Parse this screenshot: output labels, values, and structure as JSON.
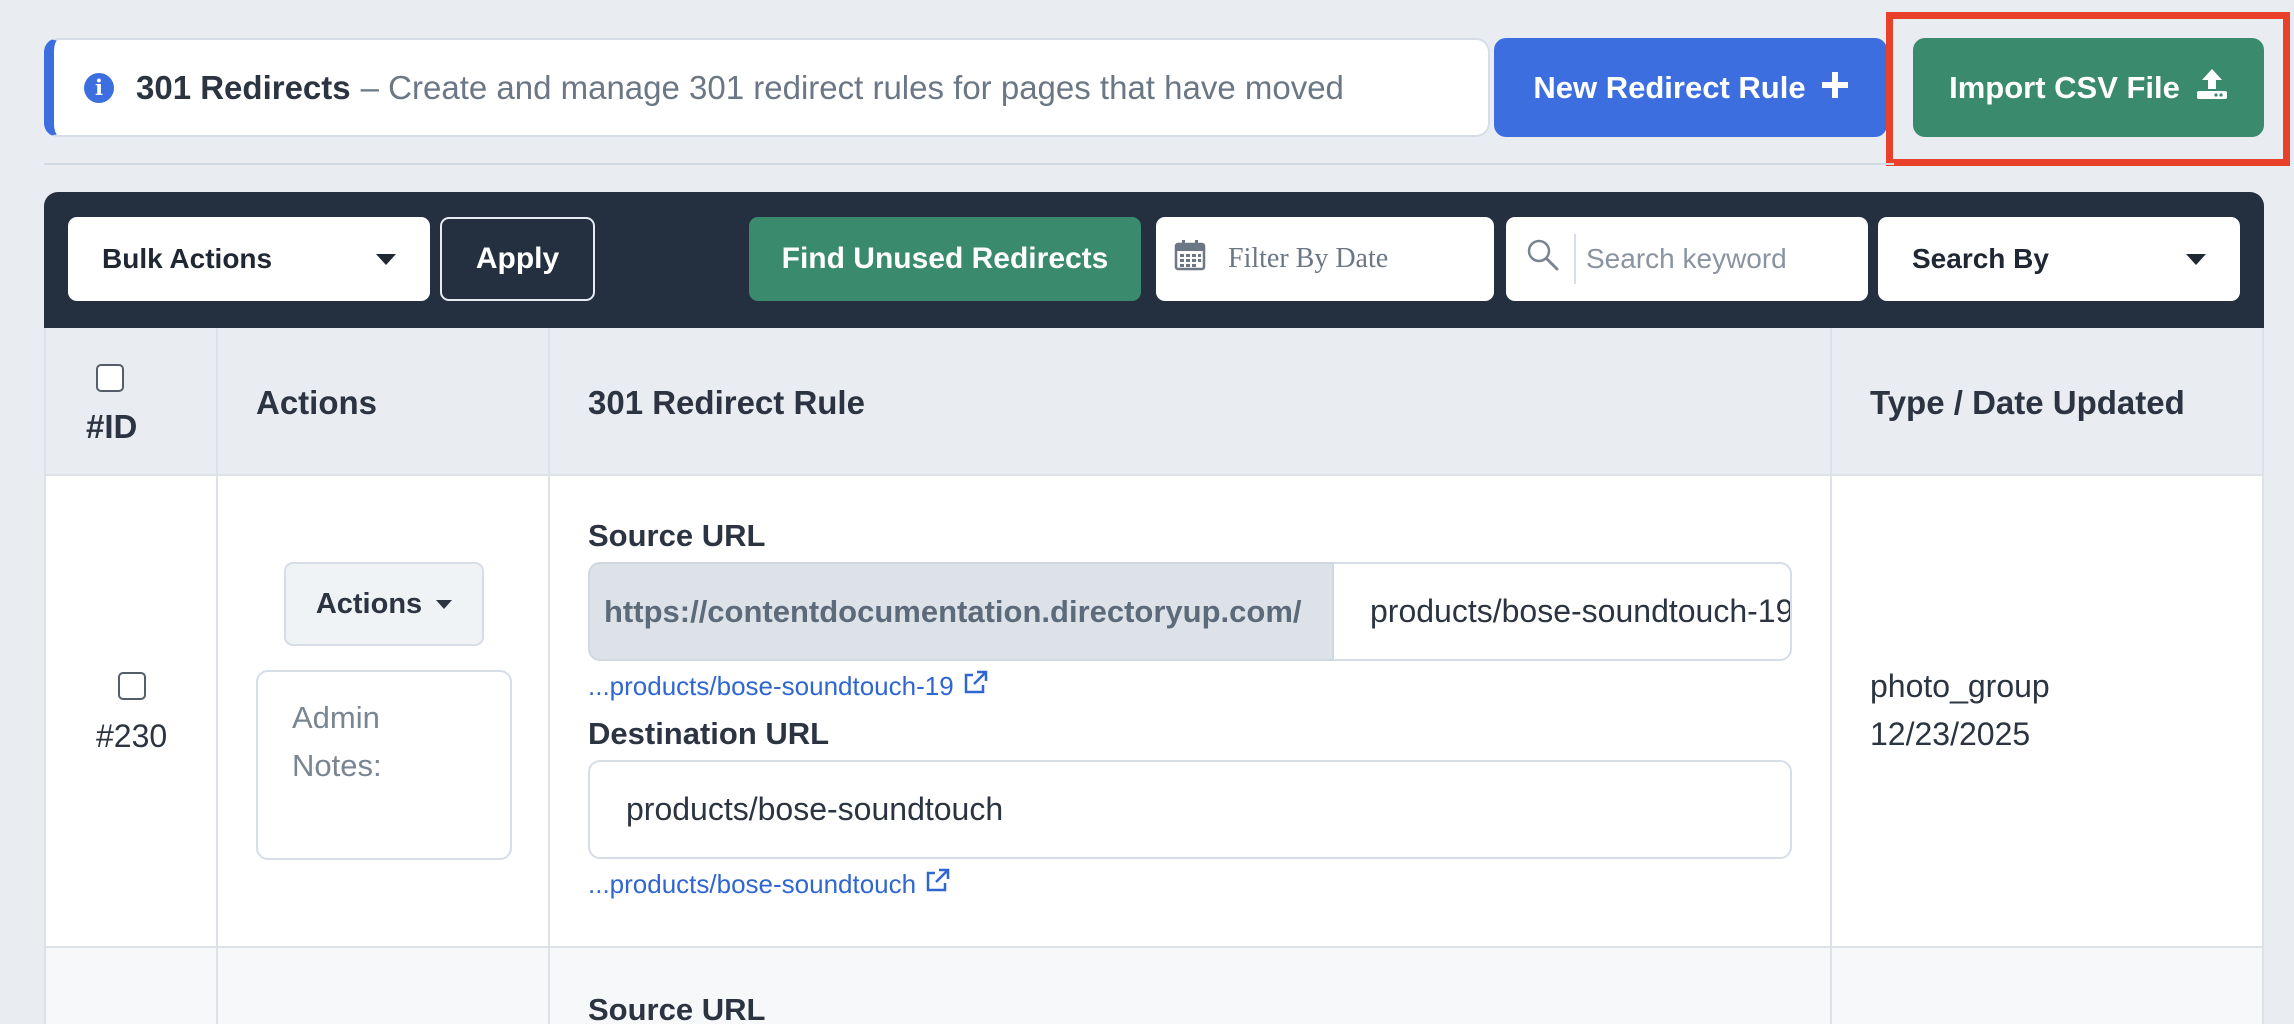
{
  "banner": {
    "title": "301 Redirects",
    "description": "– Create and manage 301 redirect rules for pages that have moved"
  },
  "buttons": {
    "new_rule": "New Redirect Rule",
    "import_csv": "Import CSV File"
  },
  "toolbar": {
    "bulk_actions": "Bulk Actions",
    "apply": "Apply",
    "find_unused": "Find Unused Redirects",
    "filter_date_placeholder": "Filter By Date",
    "search_placeholder": "Search keyword",
    "search_by": "Search By"
  },
  "table": {
    "columns": {
      "id": "#ID",
      "actions": "Actions",
      "rule": "301 Redirect Rule",
      "type_date": "Type / Date Updated"
    },
    "rows": [
      {
        "id": "#230",
        "actions_label": "Actions",
        "notes_placeholder": "Admin Notes:",
        "source_label": "Source URL",
        "source_prefix": "https://contentdocumentation.directoryup.com/",
        "source_value": "products/bose-soundtouch-19",
        "source_link": "...products/bose-soundtouch-19",
        "destination_label": "Destination URL",
        "destination_value": "products/bose-soundtouch",
        "destination_link": "...products/bose-soundtouch",
        "type": "photo_group",
        "date": "12/23/2025"
      },
      {
        "source_label": "Source URL"
      }
    ]
  },
  "icons": {
    "info": "info-icon",
    "plus": "plus-icon",
    "upload": "upload-icon",
    "calendar": "calendar-icon",
    "search": "search-icon",
    "external_link": "external-link-icon"
  },
  "colors": {
    "primary_blue": "#3d6ee0",
    "green": "#3a8a6e",
    "toolbar_dark": "#243040",
    "highlight_red": "#e8402b",
    "link_blue": "#2f66d0"
  }
}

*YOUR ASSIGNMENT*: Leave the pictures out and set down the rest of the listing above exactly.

*SOLUTION*:
Parse this screenshot: output labels, values, and structure as JSON.
{
  "banner": {
    "title": "301 Redirects",
    "description": "– Create and manage 301 redirect rules for pages that have moved"
  },
  "buttons": {
    "new_rule": "New Redirect Rule",
    "import_csv": "Import CSV File"
  },
  "toolbar": {
    "bulk_actions": "Bulk Actions",
    "apply": "Apply",
    "find_unused": "Find Unused Redirects",
    "filter_date_placeholder": "Filter By Date",
    "search_placeholder": "Search keyword",
    "search_by": "Search By"
  },
  "table": {
    "columns": {
      "id": "#ID",
      "actions": "Actions",
      "rule": "301 Redirect Rule",
      "type_date": "Type / Date Updated"
    },
    "rows": [
      {
        "id": "#230",
        "actions_label": "Actions",
        "notes_placeholder": "Admin Notes:",
        "source_label": "Source URL",
        "source_prefix": "https://contentdocumentation.directoryup.com/",
        "source_value": "products/bose-soundtouch-19",
        "source_link": "...products/bose-soundtouch-19",
        "destination_label": "Destination URL",
        "destination_value": "products/bose-soundtouch",
        "destination_link": "...products/bose-soundtouch",
        "type": "photo_group",
        "date": "12/23/2025"
      },
      {
        "source_label": "Source URL"
      }
    ]
  },
  "icons": {
    "info": "info-icon",
    "plus": "plus-icon",
    "upload": "upload-icon",
    "calendar": "calendar-icon",
    "search": "search-icon",
    "external_link": "external-link-icon"
  },
  "colors": {
    "primary_blue": "#3d6ee0",
    "green": "#3a8a6e",
    "toolbar_dark": "#243040",
    "highlight_red": "#e8402b",
    "link_blue": "#2f66d0"
  }
}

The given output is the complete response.